-- Records shown follows --
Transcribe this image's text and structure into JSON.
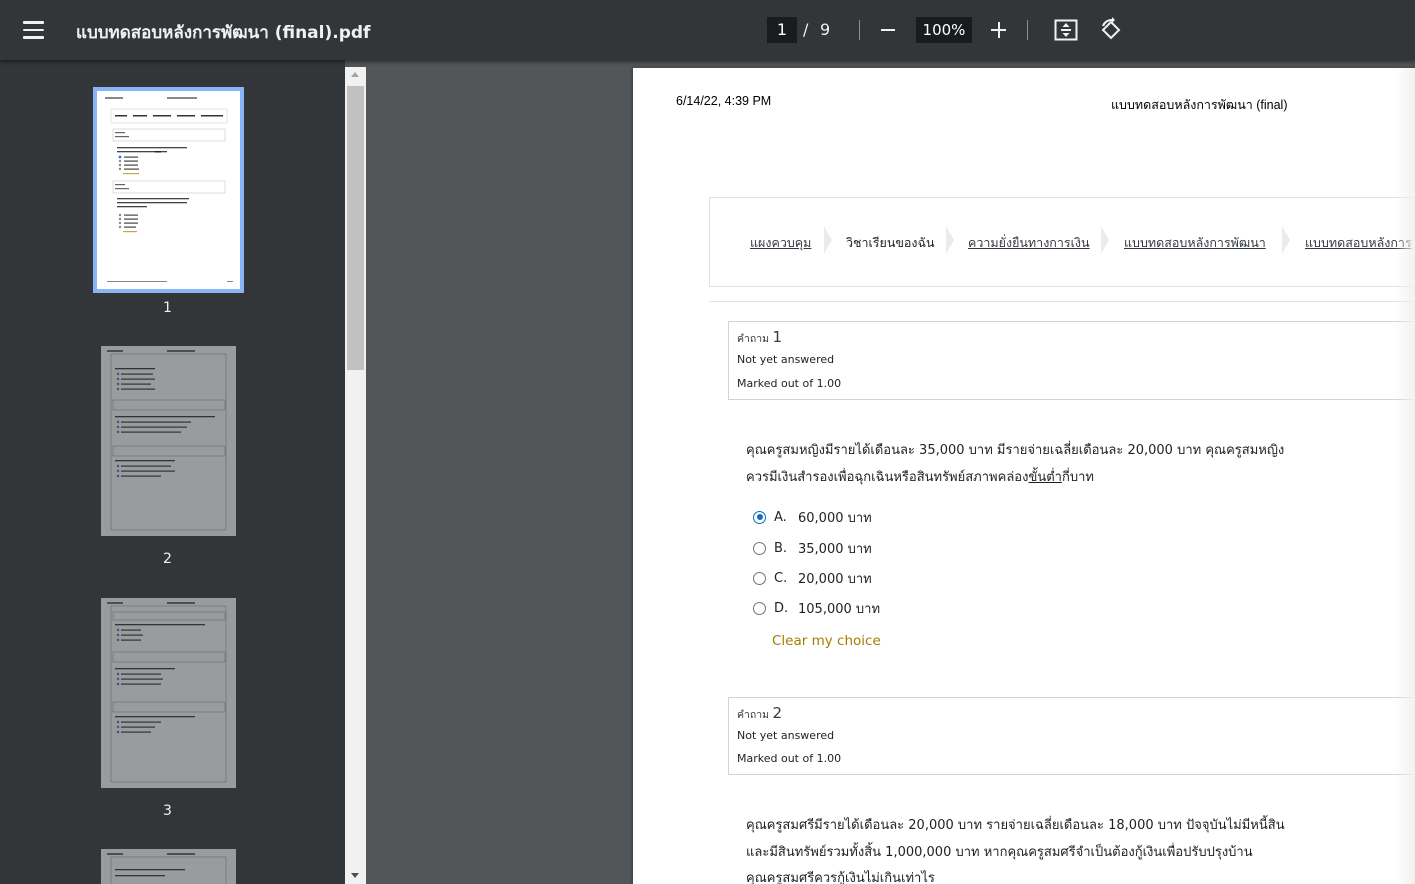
{
  "toolbar": {
    "title": "แบบทดสอบหลังการพัฒนา (final).pdf",
    "current_page": "1",
    "page_separator": "/",
    "total_pages": "9",
    "zoom": "100%"
  },
  "sidebar": {
    "thumbnails": [
      {
        "label": "1",
        "active": true
      },
      {
        "label": "2",
        "active": false
      },
      {
        "label": "3",
        "active": false
      }
    ]
  },
  "page": {
    "header_date": "6/14/22, 4:39 PM",
    "header_title": "แบบทดสอบหลังการพัฒนา (final)",
    "breadcrumb": [
      "แผงควบคุม",
      "วิชาเรียนของฉัน",
      "ความยั่งยืนทางการเงิน",
      "แบบทดสอบหลังการพัฒนา",
      "แบบทดสอบหลังการ"
    ],
    "question1": {
      "label": "คำถาม",
      "number": "1",
      "state": "Not yet answered",
      "marks": "Marked out of 1.00",
      "text_line1": "คุณครูสมหญิงมีรายได้เดือนละ 35,000 บาท มีรายจ่ายเฉลี่ยเดือนละ 20,000 บาท คุณครูสมหญิง",
      "text_line2_pre": "ควรมีเงินสำรองเพื่อฉุกเฉินหรือสินทรัพย์สภาพคล่อง",
      "text_line2_underlined": "ขั้นต่ำ",
      "text_line2_post": "กี่บาท",
      "options": [
        {
          "letter": "A.",
          "text": "60,000 บาท",
          "selected": true
        },
        {
          "letter": "B.",
          "text": "35,000 บาท",
          "selected": false
        },
        {
          "letter": "C.",
          "text": "20,000 บาท",
          "selected": false
        },
        {
          "letter": "D.",
          "text": "105,000 บาท",
          "selected": false
        }
      ],
      "clear_label": "Clear my choice"
    },
    "question2": {
      "label": "คำถาม",
      "number": "2",
      "state": "Not yet answered",
      "marks": "Marked out of 1.00",
      "text_line1": "คุณครูสมศรีมีรายได้เดือนละ 20,000 บาท รายจ่ายเฉลี่ยเดือนละ 18,000 บาท ปัจจุบันไม่มีหนี้สิน",
      "text_line2": "และมีสินทรัพย์รวมทั้งสิ้น 1,000,000 บาท หากคุณครูสมศรีจำเป็นต้องกู้เงินเพื่อปรับปรุงบ้าน",
      "text_line3": "คุณครูสมศรีควรกู้เงินไม่เกินเท่าไร"
    }
  }
}
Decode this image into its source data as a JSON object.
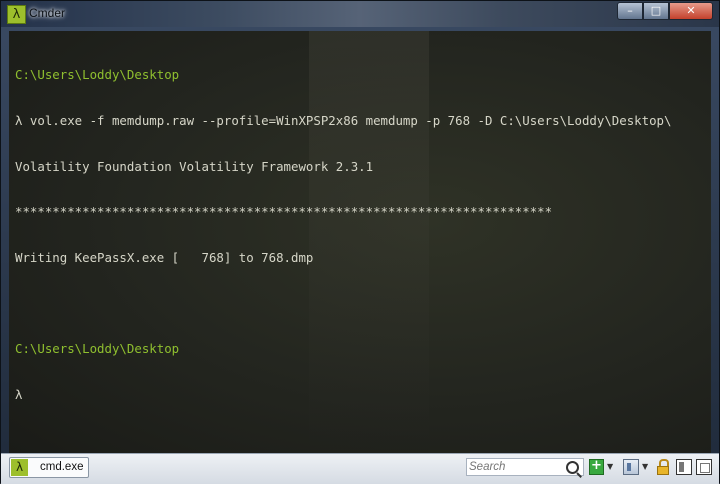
{
  "window": {
    "title": "Cmder",
    "title_icon_glyph": "λ",
    "buttons": {
      "minimize": "–",
      "maximize": "□",
      "close": "✕"
    }
  },
  "console": {
    "lines": [
      {
        "kind": "prompt",
        "text": "C:\\Users\\Loddy\\Desktop"
      },
      {
        "kind": "out",
        "text": "λ vol.exe -f memdump.raw --profile=WinXPSP2x86 memdump -p 768 -D C:\\Users\\Loddy\\Desktop\\"
      },
      {
        "kind": "out",
        "text": "Volatility Foundation Volatility Framework 2.3.1"
      },
      {
        "kind": "out",
        "text": "************************************************************************"
      },
      {
        "kind": "out",
        "text": "Writing KeePassX.exe [   768] to 768.dmp"
      },
      {
        "kind": "out",
        "text": ""
      },
      {
        "kind": "prompt",
        "text": "C:\\Users\\Loddy\\Desktop"
      },
      {
        "kind": "out",
        "text": "λ"
      }
    ]
  },
  "statusbar": {
    "tab_label": "cmd.exe",
    "tab_icon_glyph": "λ",
    "search_placeholder": "Search",
    "add_glyph": "+",
    "dropdown_glyph": "▼"
  },
  "colors": {
    "prompt": "#8fbf2f",
    "output": "#d6d6c8",
    "accent": "#9dbf2c"
  }
}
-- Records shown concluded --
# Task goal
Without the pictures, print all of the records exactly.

# Task output
Transcribe this image's text and structure into JSON.
{
  "toolbar": {
    "title": "แบบทดสอบหลังการพัฒนา (final).pdf",
    "current_page": "1",
    "page_separator": "/",
    "total_pages": "9",
    "zoom": "100%"
  },
  "sidebar": {
    "thumbnails": [
      {
        "label": "1",
        "active": true
      },
      {
        "label": "2",
        "active": false
      },
      {
        "label": "3",
        "active": false
      }
    ]
  },
  "page": {
    "header_date": "6/14/22, 4:39 PM",
    "header_title": "แบบทดสอบหลังการพัฒนา (final)",
    "breadcrumb": [
      "แผงควบคุม",
      "วิชาเรียนของฉัน",
      "ความยั่งยืนทางการเงิน",
      "แบบทดสอบหลังการพัฒนา",
      "แบบทดสอบหลังการ"
    ],
    "question1": {
      "label": "คำถาม",
      "number": "1",
      "state": "Not yet answered",
      "marks": "Marked out of 1.00",
      "text_line1": "คุณครูสมหญิงมีรายได้เดือนละ 35,000 บาท มีรายจ่ายเฉลี่ยเดือนละ 20,000 บาท คุณครูสมหญิง",
      "text_line2_pre": "ควรมีเงินสำรองเพื่อฉุกเฉินหรือสินทรัพย์สภาพคล่อง",
      "text_line2_underlined": "ขั้นต่ำ",
      "text_line2_post": "กี่บาท",
      "options": [
        {
          "letter": "A.",
          "text": "60,000 บาท",
          "selected": true
        },
        {
          "letter": "B.",
          "text": "35,000 บาท",
          "selected": false
        },
        {
          "letter": "C.",
          "text": "20,000 บาท",
          "selected": false
        },
        {
          "letter": "D.",
          "text": "105,000 บาท",
          "selected": false
        }
      ],
      "clear_label": "Clear my choice"
    },
    "question2": {
      "label": "คำถาม",
      "number": "2",
      "state": "Not yet answered",
      "marks": "Marked out of 1.00",
      "text_line1": "คุณครูสมศรีมีรายได้เดือนละ 20,000 บาท รายจ่ายเฉลี่ยเดือนละ 18,000 บาท ปัจจุบันไม่มีหนี้สิน",
      "text_line2": "และมีสินทรัพย์รวมทั้งสิ้น 1,000,000 บาท หากคุณครูสมศรีจำเป็นต้องกู้เงินเพื่อปรับปรุงบ้าน",
      "text_line3": "คุณครูสมศรีควรกู้เงินไม่เกินเท่าไร"
    }
  }
}
Decode this image into its source data as a JSON object.
{
  "window": {
    "title": "Cmder",
    "title_icon_glyph": "λ",
    "buttons": {
      "minimize": "–",
      "maximize": "□",
      "close": "✕"
    }
  },
  "console": {
    "lines": [
      {
        "kind": "prompt",
        "text": "C:\\Users\\Loddy\\Desktop"
      },
      {
        "kind": "out",
        "text": "λ vol.exe -f memdump.raw --profile=WinXPSP2x86 memdump -p 768 -D C:\\Users\\Loddy\\Desktop\\"
      },
      {
        "kind": "out",
        "text": "Volatility Foundation Volatility Framework 2.3.1"
      },
      {
        "kind": "out",
        "text": "************************************************************************"
      },
      {
        "kind": "out",
        "text": "Writing KeePassX.exe [   768] to 768.dmp"
      },
      {
        "kind": "out",
        "text": ""
      },
      {
        "kind": "prompt",
        "text": "C:\\Users\\Loddy\\Desktop"
      },
      {
        "kind": "out",
        "text": "λ"
      }
    ]
  },
  "statusbar": {
    "tab_label": "cmd.exe",
    "tab_icon_glyph": "λ",
    "search_placeholder": "Search",
    "add_glyph": "+",
    "dropdown_glyph": "▼"
  },
  "colors": {
    "prompt": "#8fbf2f",
    "output": "#d6d6c8",
    "accent": "#9dbf2c"
  }
}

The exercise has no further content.